Fowl Bluegrass

Jamie Fenneman
Keith F. Best
Scientific name: 

Poa palustris L.

Native Grass
Annual precip. min (mm): 
Annual precip. max (mm): 
Seed size: 
Seeds per kg: 
Typical seeding objectives: 
PR Suitability note: 
Fowl bluegrass is found in native plant communities in the Peace Region.
Key considerations: 
Fowl bluegrass is used as minor component in site rehabilitation mixes where there is a native plant community objective. It requires moist conditions and is not drought tolerant, and so may be difficult to establish on well drained and exposed sites.
General Description: 

Fowl bluegrass is a loosely tufted, low growing, native, cool season, perennial bunchgrass. It is commonly a minor component in native grass seed mixes. It has fibrous roots and a tufted bunchgrass growth habit, but can form a weak sod. It grows 40 to 122 cm (16 to 48 in.) tall. Stems are erect, purplish, and curved at the base. The leaves are greenish, flat or folded, and 1.5 to 3 mm wide with boat or keel-shaped tips. The tiny flowers of fowl bluegrass are produced in mid-spring and are yellow. Seed heads are contained in an open panicle about 10 to 30 cm (4 to 12 in.) long with fine spreading branches. Lower branches have been described as cobwebby at the base. Seeds are small and brown. Fowl bluegrass reproduces from seed and tillers.

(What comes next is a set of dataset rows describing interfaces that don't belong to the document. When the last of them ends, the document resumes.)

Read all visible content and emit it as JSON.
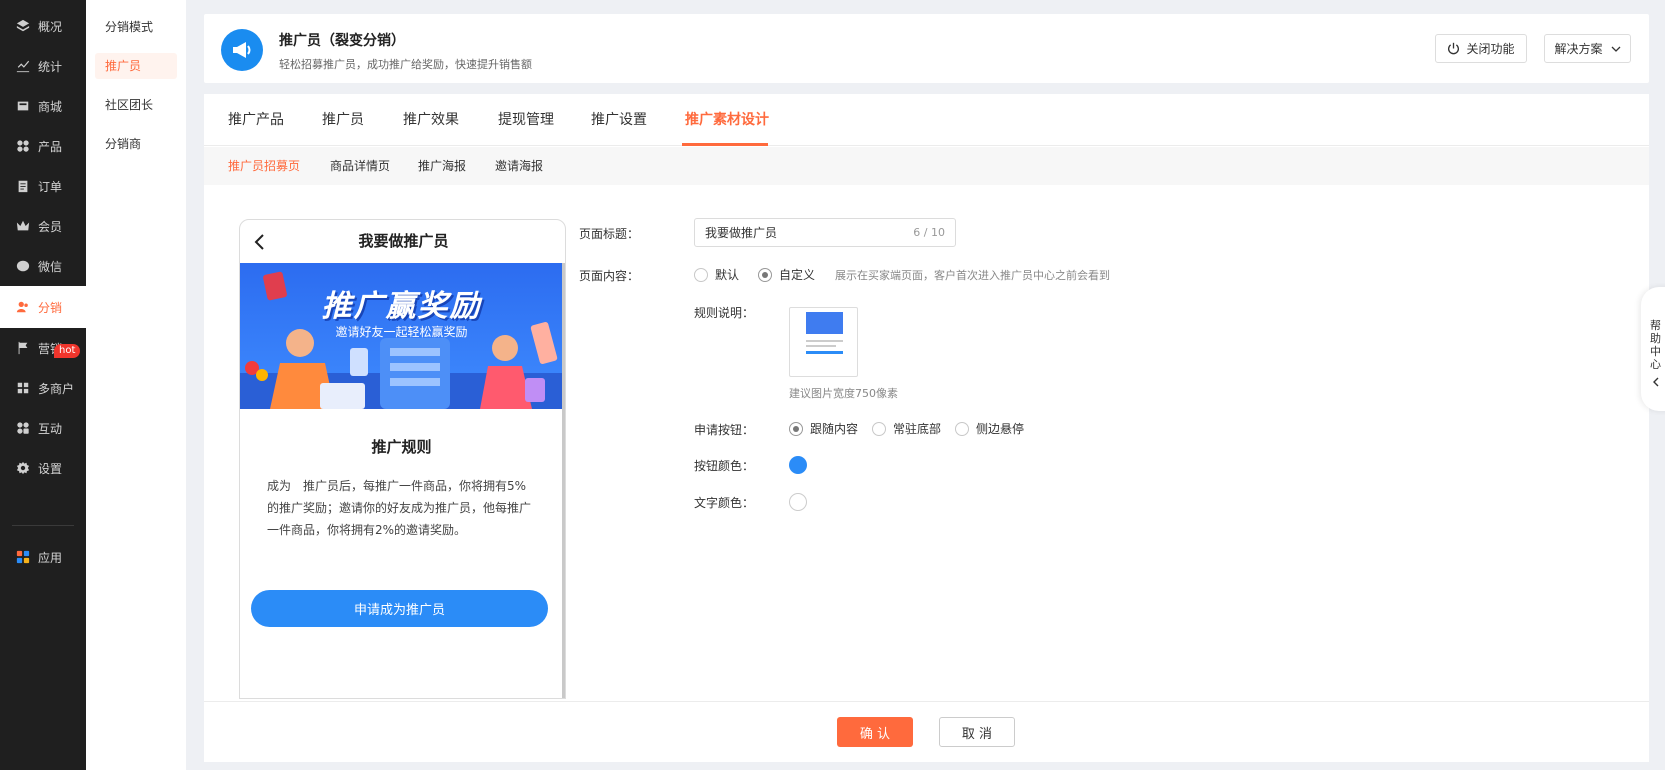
{
  "nav": [
    {
      "label": "概况",
      "icon": "layers-icon"
    },
    {
      "label": "统计",
      "icon": "chart-icon"
    },
    {
      "label": "商城",
      "icon": "store-icon"
    },
    {
      "label": "产品",
      "icon": "grid-icon"
    },
    {
      "label": "订单",
      "icon": "clipboard-icon"
    },
    {
      "label": "会员",
      "icon": "crown-icon"
    },
    {
      "label": "微信",
      "icon": "wechat-icon"
    },
    {
      "label": "分销",
      "icon": "users-icon"
    },
    {
      "label": "营销",
      "icon": "flag-icon"
    },
    {
      "label": "多商户",
      "icon": "shop-icon"
    },
    {
      "label": "互动",
      "icon": "apps-icon"
    },
    {
      "label": "设置",
      "icon": "gear-icon"
    },
    {
      "label": "应用",
      "icon": "app-grid-icon"
    }
  ],
  "nav_hot": "hot",
  "subnav": [
    "分销模式",
    "推广员",
    "社区团长",
    "分销商"
  ],
  "header": {
    "title": "推广员（裂变分销）",
    "desc": "轻松招募推广员，成功推广给奖励，快速提升销售额",
    "close_btn": "关闭功能",
    "solution_btn": "解决方案"
  },
  "tabs": [
    "推广产品",
    "推广员",
    "推广效果",
    "提现管理",
    "推广设置",
    "推广素材设计"
  ],
  "subtabs": [
    "推广员招募页",
    "商品详情页",
    "推广海报",
    "邀请海报"
  ],
  "phone": {
    "title": "我要做推广员",
    "banner_title": "推广赢奖励",
    "banner_sub": "邀请好友一起轻松赢奖励",
    "rule_title": "推广规则",
    "rule_text": "成为　推广员后，每推广一件商品，你将拥有5%的推广奖励；邀请你的好友成为推广员，他每推广一件商品，你将拥有2%的邀请奖励。",
    "apply_btn": "申请成为推广员"
  },
  "form": {
    "page_title_label": "页面标题：",
    "page_title_value": "我要做推广员",
    "page_title_count": "6 / 10",
    "page_content_label": "页面内容：",
    "content_default": "默认",
    "content_custom": "自定义",
    "content_hint": "展示在买家端页面，客户首次进入推广员中心之前会看到",
    "rule_label": "规则说明：",
    "img_hint": "建议图片宽度750像素",
    "apply_btn_label": "申请按钮：",
    "btn_follow": "跟随内容",
    "btn_bottom": "常驻底部",
    "btn_side": "侧边悬停",
    "btn_color_label": "按钮颜色：",
    "btn_color": "#2b8cf7",
    "text_color_label": "文字颜色：",
    "text_color": "#ffffff"
  },
  "footer": {
    "ok": "确 认",
    "cancel": "取 消"
  },
  "help": "帮助中心",
  "colors": {
    "accent": "#ff6a3d",
    "primary": "#2b8cf7"
  }
}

Native to British Columbia.
Occurs commonly throughout northern United States, Alaska, and throughout all Canadian provinces and territories.
Habitat and climate: 
Fowl bluegrass occurs commonly in wetter areas such as ditches, wetlands, moist forests, and clearings at low to medium elevations.
Used as a minor component in native grass reclamation mixes, and is considered an early- to mid-successional species. It has forage value and is used in pastures by both wildlife and livestock, where moisture is sufficient. The Chipewyan used fowl bluegrass to make vaccines or allergens to treat hay fever and to make hair rinses to revitalize hair.
Optimal time of grazing use: 
Early in the spring.
Recovery after use (rating): 
Recovery after use: 
Slow recovery after clipping or grazing. This species can be either an increaser or a decreaser after grazing, depending on site conditions.
Forage yield (rating): 
Palatability/Nutritional Value: 
Low protein and low palatability for both browsing and grazing animals.
Longevity (rating): 
Invasiveness (rating): 
Several of the native bluegrass species can be difficult for pedigreed seed growers to control in in other forage seed crops. Bluegrass seed is also difficult to separate from other grass seed crops.
Competitiveness (rating): 
Erosion control (rating): 
Drought tolerance (rating): 
Winter hardiness (rating): 
Winter hardiness: 
Can tolerate temperatures as low as -38°C.
Soil texture preference (rating): 
Soil texture preference: 
Adapted to medium-textured or loam soils to fine-textured or clayey soils.
Flooding tolerance (rating): 
Flooding tolerance: 
Although fowl bluegrass has a low tolerance to flooding, it is sometimes considered a wetland species indicator.
Salinity tolerance (rating): 
Acidity tolerance (rating): 
Acidity tolerance : 
Can tolerate high acidity levels of pH 4.9. Can tolerate some alkalinity up to pH 7.5.
Shade tolerance: 
Moderate shade tolerance.
Fire tolerance (rating): 
Ease of establishment (rating): 
Ease of establishment: 
Fowl bluegrass has moderate seedling vigour.
Application requirements: 
Seeds per gram should be verified when calculating seeding rate, as the seed weights reported in literature varied from 1.900 to 6.957 million seeds per kilogram.
Management considerations: 
Several species of native bluegrasses such as fowl bluegrass can cause problems for pedigreed seed growers as these species are difficult to clean out of other grass seed crops.